You used the word traitor. I believe treacherous is more accurate. A dictionary definition of treacherous is a combination of: 1. Dangerous, 2. Traitorous. He is both of the above.
I also believe the accusations of "greed" (as opposed to normal desire) being to blame, to be true. My former boss was eaten alive by the emotion. He wanted everything, literally. I believe this mindset, to a significant degree, has gripped America and other nations. For example consider the internal governmental debt of $53 trillion dollars, (enslaving the young and unborn), and the $10 plus trillion external debt.

Gus Van Horn said...

I still prefer "traitor" for this article, because I am writing about a man of minuscule moral stature. To have called him "treacherous" is, strictly speaking, true, but it ascribes too much power to him. He is dangerous only because bad philosophers laid the groundwork for him, and other small men are helping him.

As for the term "greed", that term is ambiguous at best. (Rand used it poistively for one book chapter, for example.) I know what you're driving at here, but I prefer the term "avarice".

john said...

re: that picture of Ayn Rand at Greenspan's appointment....

Thanks for the factual clarification; it helps.

Does anyone have the facts about an argument between Rand and Greenspan that my (now shown to be faulty) remembrance says occurred at the Russian Tea Room? Like, when was that and what was the content of the dispute?

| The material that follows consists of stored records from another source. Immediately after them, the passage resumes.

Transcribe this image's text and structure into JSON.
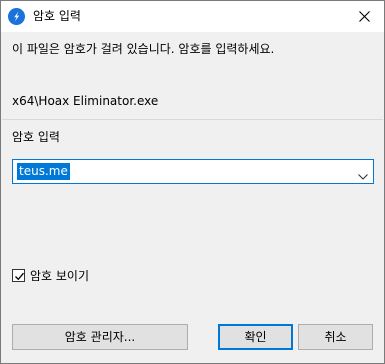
{
  "window": {
    "title": "암호 입력",
    "title_icon": "app-logo-icon",
    "close_icon": "close-icon"
  },
  "message": "이 파일은 암호가 걸려 있습니다. 암호를 입력하세요.",
  "filename": "x64\\Hoax Eliminator.exe",
  "password": {
    "label": "암호 입력",
    "value": "teus.me",
    "dropdown_icon": "chevron-down-icon"
  },
  "show_password": {
    "label": "암호 보이기",
    "checked": true
  },
  "buttons": {
    "manager": "암호 관리자...",
    "ok": "확인",
    "cancel": "취소"
  },
  "colors": {
    "accent": "#0078d7",
    "title_icon": "#1a73d9"
  }
}
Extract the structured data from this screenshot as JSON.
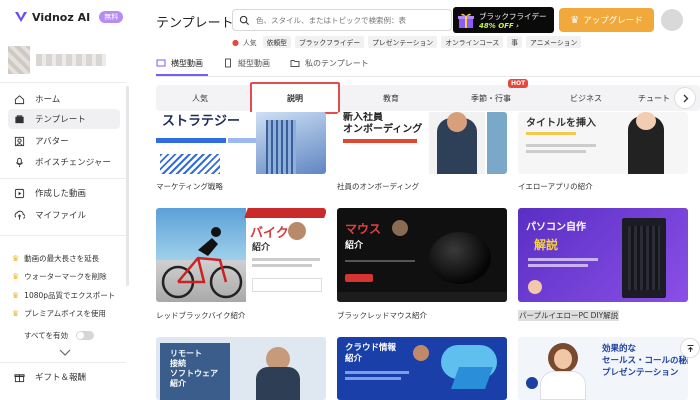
{
  "brand": {
    "name": "Vidnoz AI",
    "badge": "無料"
  },
  "sidebar": {
    "nav": [
      {
        "label": "ホーム",
        "icon": "home-icon"
      },
      {
        "label": "テンプレート",
        "icon": "template-icon",
        "active": true
      },
      {
        "label": "アバター",
        "icon": "avatar-icon"
      },
      {
        "label": "ボイスチェンジャー",
        "icon": "voice-changer-icon"
      },
      {
        "label": "作成した動画",
        "icon": "video-icon"
      },
      {
        "label": "マイファイル",
        "icon": "upload-icon"
      }
    ],
    "perks": [
      "動画の最大長さを延長",
      "ウォーターマークを削除",
      "1080p品質でエクスポート",
      "プレミアムボイスを使用"
    ],
    "enable_all": "すべてを有効",
    "gift": "ギフト＆報酬"
  },
  "header": {
    "title": "テンプレート",
    "search_placeholder": "色、スタイル、またはトピックで検索例：表",
    "promo_title": "ブラックフライデー",
    "promo_sub": "48% OFF ›",
    "upgrade": "アップグレード"
  },
  "trending": {
    "label": "人気",
    "tags": [
      "依頼型",
      "ブラックフライデー",
      "プレゼンテーション",
      "オンラインコース",
      "事",
      "アニメーション"
    ]
  },
  "tabs": [
    {
      "label": "横型動画",
      "active": true
    },
    {
      "label": "縦型動画"
    },
    {
      "label": "私のテンプレート"
    }
  ],
  "categories": [
    {
      "label": "人気"
    },
    {
      "label": "説明",
      "selected": true
    },
    {
      "label": "教育"
    },
    {
      "label": "季節・行事",
      "hot": "HOT"
    },
    {
      "label": "ビジネス"
    },
    {
      "label": "チュート"
    }
  ],
  "cards": [
    {
      "caption": "マーケティング戦略",
      "title": "ストラテジー"
    },
    {
      "caption": "社員のオンボーディング",
      "title": "新入社員\nオンボーディング"
    },
    {
      "caption": "イエローアプリの紹介",
      "title": "タイトルを挿入"
    },
    {
      "caption": "レッドブラックバイク紹介",
      "title": "バイク",
      "sub": "紹介"
    },
    {
      "caption": "ブラックレッドマウス紹介",
      "title": "マウス",
      "sub": "紹介"
    },
    {
      "caption": "パープルイエローPC DIY解説",
      "title": "パソコン自作",
      "sub": "解説"
    },
    {
      "caption": "",
      "title": "リモート\n接続\nソフトウェア\n紹介"
    },
    {
      "caption": "",
      "title": "クラウド情報\n紹介"
    },
    {
      "caption": "",
      "title": "効果的な\nセールス・コールの秘訣\nプレゼンテーション"
    }
  ]
}
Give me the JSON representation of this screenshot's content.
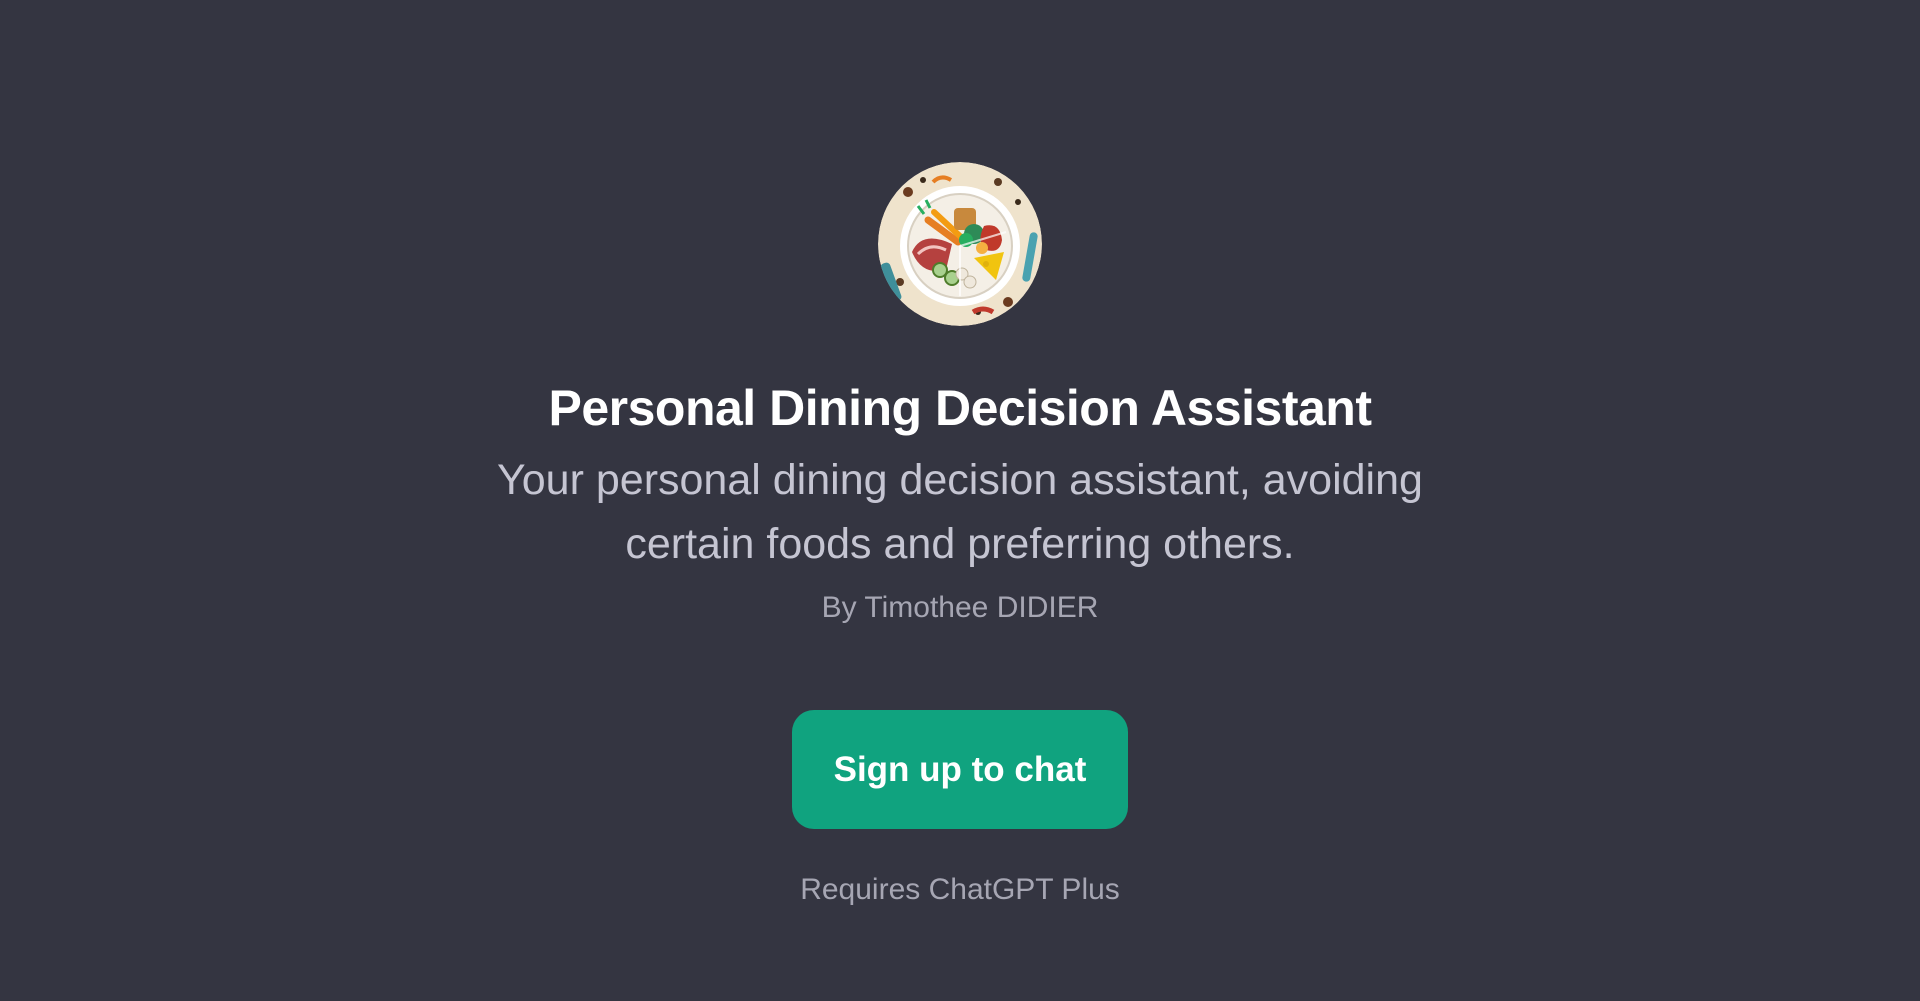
{
  "gpt": {
    "avatar_icon": "food-plate-icon",
    "title": "Personal Dining Decision Assistant",
    "description": "Your personal dining decision assistant, avoiding certain foods and preferring others.",
    "author": "By Timothee DIDIER"
  },
  "cta": {
    "button_label": "Sign up to chat",
    "requirement": "Requires ChatGPT Plus"
  },
  "colors": {
    "background": "#343541",
    "accent": "#10a37f",
    "title": "#ffffff",
    "description": "#c5c5d2",
    "muted": "#a6a6b3"
  }
}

Thanks,
John Donohue
Pasadena, CA

john said...

Over the past few days my mood has changed. I see this as the collapse of the mixed economy, accelerated. It's happening faster than I could have believed.

We are about to elect the first person not of the American Revolution. He is not an American Revolutionary. He is a counter-Revolutionary. Moreover, his party is in control of the legislature and can bring strong influence to bear on the Supreme Court. Much of the rest of the world will greet this with a glow of happiness, believing all are better off with the death of our Revolution. They understand the dynamics better than the American people, who don't seem to pick out Obama from the non-American weeds.

So, more counter-Revolutionary collectivism will now be attempted. Good, I say. All the sooner it too will collapse.

I think Atlas is pulling the plug.

John Donohue
Pasadena, CA

Gus Van Horn said...

"Good, I say."

Correct me if I am wrong, but you sound almost as if you are cheering on a hastened economic collapse. If so, I must disagree. *Atlas Shrugged* is a work of fiction and, although it does concretize principles from a valid philosophy, the strike was a literary device.

A real economic collapse would be very, very ugly and would take civilization generations (at best) to recover from, if ever.

The est we can hope for is that the Left makes people miserable enough not to want more of the same, but does not cause an actual collapse or dictatorship.

Gus Van Horn said...

WRT your questions on a specific argument between Rand and Greenspan, I can't help you there, but Galileo does a good job outlining Greenspan's substantive philosophical departure from Rand.